As a pastor, you get to hear a lot of secrets; but how often do you get to tell your own? I don’t know if you have ever told somebody a secret, but it feels really good. Whether it’s a secret about some new direction your life is taking, or about the surprise party you’re throwing for your best friend’s birthday, or the news about a baby on the way, getting it off your chest and into the air, into someone else’s brain, is a freeing sensation.
But there are plenty of secrets that don’t sound so great. Mistakes we’ve made that we don’t want anyone else to know. Habits we’re embarrassed about. A past we’ve hidden because we fear rejection. What about those secrets? Could it feel good to let those out?

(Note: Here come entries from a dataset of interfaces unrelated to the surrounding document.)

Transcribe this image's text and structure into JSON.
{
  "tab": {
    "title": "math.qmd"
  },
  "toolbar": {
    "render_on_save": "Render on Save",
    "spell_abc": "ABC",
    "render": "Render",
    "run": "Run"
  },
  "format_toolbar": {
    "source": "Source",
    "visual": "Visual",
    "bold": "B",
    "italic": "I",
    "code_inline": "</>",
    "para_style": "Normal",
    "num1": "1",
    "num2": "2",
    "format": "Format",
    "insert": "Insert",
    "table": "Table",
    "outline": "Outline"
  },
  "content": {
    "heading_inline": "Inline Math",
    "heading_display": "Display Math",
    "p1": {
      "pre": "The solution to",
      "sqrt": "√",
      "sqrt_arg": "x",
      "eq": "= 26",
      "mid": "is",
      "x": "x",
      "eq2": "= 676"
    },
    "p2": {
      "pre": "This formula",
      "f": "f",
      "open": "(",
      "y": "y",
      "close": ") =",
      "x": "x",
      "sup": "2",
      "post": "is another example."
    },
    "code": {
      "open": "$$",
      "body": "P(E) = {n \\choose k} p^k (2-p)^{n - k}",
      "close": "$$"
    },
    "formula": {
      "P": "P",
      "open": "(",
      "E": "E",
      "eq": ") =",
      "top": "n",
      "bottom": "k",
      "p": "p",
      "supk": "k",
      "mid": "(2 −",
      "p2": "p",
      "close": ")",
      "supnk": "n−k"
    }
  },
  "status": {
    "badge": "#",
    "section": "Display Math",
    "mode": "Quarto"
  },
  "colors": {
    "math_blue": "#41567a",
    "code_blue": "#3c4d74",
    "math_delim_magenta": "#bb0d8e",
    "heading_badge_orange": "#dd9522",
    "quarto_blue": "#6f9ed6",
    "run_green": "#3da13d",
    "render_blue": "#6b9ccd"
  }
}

But what might happen?
I recently sat down for breakfast with a mentor of mine that I hadn’t seen for about a year and a half. I had gone through some changes in my life, and I wanted to fill him in and ask for his counsel. To do so, however, I had to tell him about mistakes I had made, choices I had made that caused me to feel really ashamed of myself.
And in that moment, the thought of sharing those secrets was absolutely no fun. In my head, I walked through all kinds of scenarios, all of them involving this man that I looked up to so much being disappointed in me, telling me he expected better, telling me I should be ashamed.

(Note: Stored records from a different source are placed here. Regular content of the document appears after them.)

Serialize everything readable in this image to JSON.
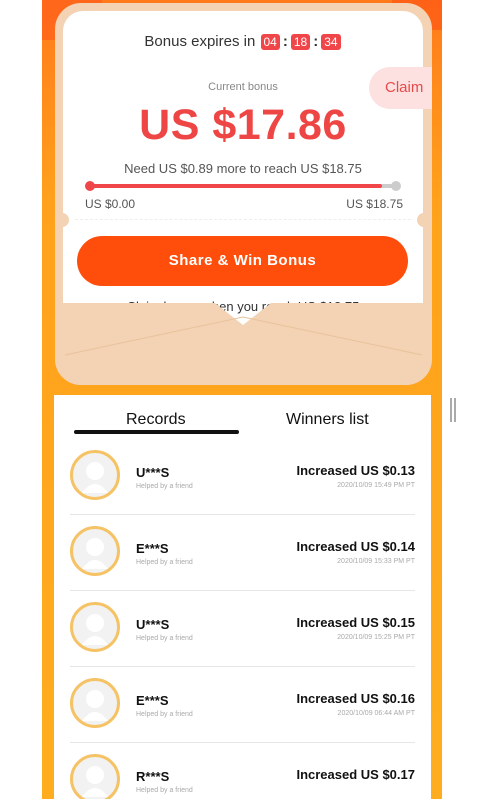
{
  "bonus": {
    "expires_label": "Bonus expires in",
    "timer": {
      "hours": "04",
      "minutes": "18",
      "seconds": "34"
    },
    "current_label": "Current bonus",
    "claim_label": "Claim",
    "amount": "US $17.86",
    "need_text": "Need US $0.89 more to reach US $18.75",
    "progress_fraction": 0.95,
    "range_min": "US $0.00",
    "range_max": "US $18.75",
    "share_button": "Share & Win Bonus",
    "claim_note": "Claim bonus when you reach US $18.75"
  },
  "tabs": {
    "records": "Records",
    "winners": "Winners list"
  },
  "records": [
    {
      "name": "U***S",
      "sub": "Helped by a friend",
      "increase": "Increased US $0.13",
      "time": "2020/10/09 15:49 PM PT"
    },
    {
      "name": "E***S",
      "sub": "Helped by a friend",
      "increase": "Increased US $0.14",
      "time": "2020/10/09 15:33 PM PT"
    },
    {
      "name": "U***S",
      "sub": "Helped by a friend",
      "increase": "Increased US $0.15",
      "time": "2020/10/09 15:25 PM PT"
    },
    {
      "name": "E***S",
      "sub": "Helped by a friend",
      "increase": "Increased US $0.16",
      "time": "2020/10/09 06:44 AM PT"
    },
    {
      "name": "R***S",
      "sub": "Helped by a friend",
      "increase": "Increased US $0.17",
      "time": ""
    }
  ],
  "colors": {
    "accent": "#ee4545",
    "button": "#ff4e0c",
    "avatar_ring": "#f5c365",
    "background": "#ffa11c"
  }
}
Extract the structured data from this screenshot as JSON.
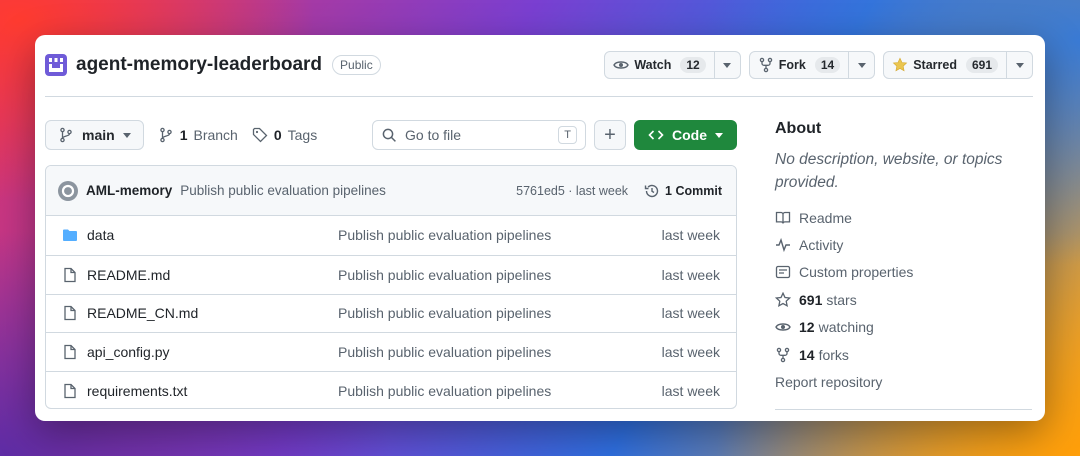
{
  "repo": {
    "name": "agent-memory-leaderboard",
    "visibility": "Public"
  },
  "actions": {
    "watch_label": "Watch",
    "watch_count": "12",
    "fork_label": "Fork",
    "fork_count": "14",
    "star_label": "Starred",
    "star_count": "691"
  },
  "toolbar": {
    "branch": "main",
    "branch_count": "1",
    "branch_word": "Branch",
    "tag_count": "0",
    "tag_word": "Tags",
    "goto_placeholder": "Go to file",
    "goto_shortcut": "T",
    "add_label": "+",
    "code_label": "Code"
  },
  "commit": {
    "author": "AML-memory",
    "message": "Publish public evaluation pipelines",
    "meta": "5761ed5 · last week",
    "commits_label": "1 Commit"
  },
  "files": [
    {
      "type": "folder",
      "name": "data",
      "message": "Publish public evaluation pipelines",
      "date": "last week"
    },
    {
      "type": "file",
      "name": "README.md",
      "message": "Publish public evaluation pipelines",
      "date": "last week"
    },
    {
      "type": "file",
      "name": "README_CN.md",
      "message": "Publish public evaluation pipelines",
      "date": "last week"
    },
    {
      "type": "file",
      "name": "api_config.py",
      "message": "Publish public evaluation pipelines",
      "date": "last week"
    },
    {
      "type": "file",
      "name": "requirements.txt",
      "message": "Publish public evaluation pipelines",
      "date": "last week"
    }
  ],
  "about": {
    "title": "About",
    "description": "No description, website, or topics provided.",
    "readme": "Readme",
    "activity": "Activity",
    "custom_properties": "Custom properties",
    "stars_count": "691",
    "stars_word": "stars",
    "watching_count": "12",
    "watching_word": "watching",
    "forks_count": "14",
    "forks_word": "forks",
    "report": "Report repository"
  },
  "colors": {
    "accent_green": "#1f883d",
    "folder_blue": "#54aeff",
    "star_yellow": "#eac54f",
    "logo_purple": "#6f5bd8"
  }
}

But when I actually spilled the beans, and told him about it, he looked me in the eye and told me he understood, and that he was here for me, and that he was still proud of me. And you know what else he said? This:
“There, but for the grace of God, go I.”
Whether we’re keeping secrets or hearing them, it’s true for all of us.